When my camera caught No. 844 nine years beforehand I could hardly have envisaged that it would later gain lasting fame by being both Bradford's and the UK's last trolleybus in March of 1972. One of four ex-Mexborough & Swinton single deckers acquired as chassis only in 1961 which were rebodied in 1962/3. Other chassis were bought and broken up for spares. It survives in preservation today and, for the fortieth anniversary, received a fine re-paint including its bold signwritten 'Last Trolleybus' wording. It was operational at Sandtoft earlier in 2012.
01.10.1938 - 01.10.1966
Newcastle renewed its whole large trolleybus fleet in the immediate post-war years. Between 1948 and 1950 it took in ninety-five BUT 9641T's like the above. If No.492 looks familiar it is because these vehicles were in most respects faithful copies of the London Q1 class. The first batch of twenty at least even had identical two-piece destination indicators of the London pattern.
No. 624 was one of the last order of fifty delivered 1950. See that on these the destination displays are more suited to the operators specific requirements.
The grimy and neglected façade of the Central Station is here behind No.498, the last of the first batch. Visitors to the city nowadays will see the building, and indeed much more in the vicinity much cleaned up and modernised.
No. 572 was a BUT 9611T two-axle type. The body here is by Northern Coachbuilders which factory was actually in Newcastle so local industry was being supported.
.......and No.525 has a larger 70-seat version, but this time on a Sunbeam S7 chassis of 1948.
SOUTH SHIELDS CORPORATION
12.10.1936 - 29.04.1964
This was a case of foolishly not staying long enough to see much of the somewhat depleted system that existed in 1963. I set myself a too ambitious target to visit too many places in one day. I only managed a small number of shots of which these two were the best.
TEES-SIDE RAILLESS TRACTION BOARD
08.11.1919 - 04.04.1971
Scotland Wales & Northern Ireland
Some of the best views from two visits, 1966 and 1967, the latter on the last day of operation.
TB45 was BUT 9613T/GEC with Crossley body built 1957.
TB 65 has come to grief and its driver is putting things right. When driving a trolleybus you have two roads to watch, that on the ground and that up in the air so it was inevitable that the latter sometimes created problems.
The last UK single-deckers were in Glasgow which had 21 BUT RETB1.TBS19 (above) and TBS17 (below) had Burlingham 50 seat bodies and were new in 1958.

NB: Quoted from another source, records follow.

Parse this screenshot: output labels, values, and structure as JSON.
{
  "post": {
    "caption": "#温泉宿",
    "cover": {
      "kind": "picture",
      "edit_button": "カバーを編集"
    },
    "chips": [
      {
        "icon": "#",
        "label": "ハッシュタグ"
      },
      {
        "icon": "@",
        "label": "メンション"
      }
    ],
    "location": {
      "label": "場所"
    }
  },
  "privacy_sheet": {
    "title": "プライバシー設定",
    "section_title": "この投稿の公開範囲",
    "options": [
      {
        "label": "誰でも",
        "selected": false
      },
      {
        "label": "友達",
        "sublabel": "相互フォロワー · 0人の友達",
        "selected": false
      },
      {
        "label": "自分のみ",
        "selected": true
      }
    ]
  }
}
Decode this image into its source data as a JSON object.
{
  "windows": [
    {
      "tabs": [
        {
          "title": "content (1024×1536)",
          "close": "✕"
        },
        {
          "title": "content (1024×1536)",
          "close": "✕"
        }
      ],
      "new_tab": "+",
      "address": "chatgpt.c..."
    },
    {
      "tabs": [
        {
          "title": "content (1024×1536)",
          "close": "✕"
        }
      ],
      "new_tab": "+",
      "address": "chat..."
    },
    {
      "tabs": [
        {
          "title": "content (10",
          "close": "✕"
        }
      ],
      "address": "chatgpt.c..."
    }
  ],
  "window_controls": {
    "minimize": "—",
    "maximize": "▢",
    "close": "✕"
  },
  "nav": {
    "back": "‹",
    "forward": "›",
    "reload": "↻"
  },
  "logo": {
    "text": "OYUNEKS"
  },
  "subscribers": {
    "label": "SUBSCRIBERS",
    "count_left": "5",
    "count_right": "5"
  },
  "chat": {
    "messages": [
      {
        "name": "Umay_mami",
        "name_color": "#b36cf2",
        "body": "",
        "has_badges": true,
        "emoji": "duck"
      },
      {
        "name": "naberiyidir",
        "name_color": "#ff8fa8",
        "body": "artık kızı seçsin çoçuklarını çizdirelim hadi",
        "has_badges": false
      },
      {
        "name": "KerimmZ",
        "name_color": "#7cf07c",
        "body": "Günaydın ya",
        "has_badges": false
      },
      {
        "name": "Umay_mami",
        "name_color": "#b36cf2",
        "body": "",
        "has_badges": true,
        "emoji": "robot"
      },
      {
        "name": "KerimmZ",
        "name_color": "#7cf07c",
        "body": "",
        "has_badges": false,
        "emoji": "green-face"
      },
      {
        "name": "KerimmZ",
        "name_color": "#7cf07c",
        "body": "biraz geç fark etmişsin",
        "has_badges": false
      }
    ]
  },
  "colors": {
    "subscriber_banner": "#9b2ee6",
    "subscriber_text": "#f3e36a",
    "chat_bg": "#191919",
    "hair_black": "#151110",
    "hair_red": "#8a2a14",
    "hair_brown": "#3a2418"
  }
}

TB81 differed from TB45 (top) only in respect of its electrical equipment, it being in this case by Metrovick.
Glasgow also had some London Q1 copies. TBS8 was a BUT 9641T powered by English Electric.
....as was TBS23.
...and TBS4. The chassis of all three of these were constructed by AEC
In 1966 some services had already ceased and different types of rolling stock withdrawn. Above was TG10. TG6-20 were Sunbeam F4A's with English Electric equipment. TG10 had clearly run its last here and none of the others were seen on the road.
TG2 & TG1, also withdrawn here were also Sunbeam F4A of 1953, but were two of only five trolleybuses ever bodied by Alexander.
TBS21 was numerically the last of the single-deckers. It is seen here on the last night operating an enthusiasts tour. It was set to be preserved.
Not sure if this and the shot below are of the same vehicle but clearly some crew members felt in a celebratory mood as the services come to a close.
The last trolleybus arrives.
I only made one visit to the Welsh capital, shortly before electric traction came to an end. I took a cine-camera loaded with cheap Russian film that yielded no usable results and, concentrating on using this managed to get only a very small number of still shots which are shown here
Again, a one-off visit, at Easter 1966. This was thankfully before 'The Troubles' and, although the weather was not too kind, I was able over a couple of days to sample what little was left of the once extensive system which finally closed a couple of years later, in 1968.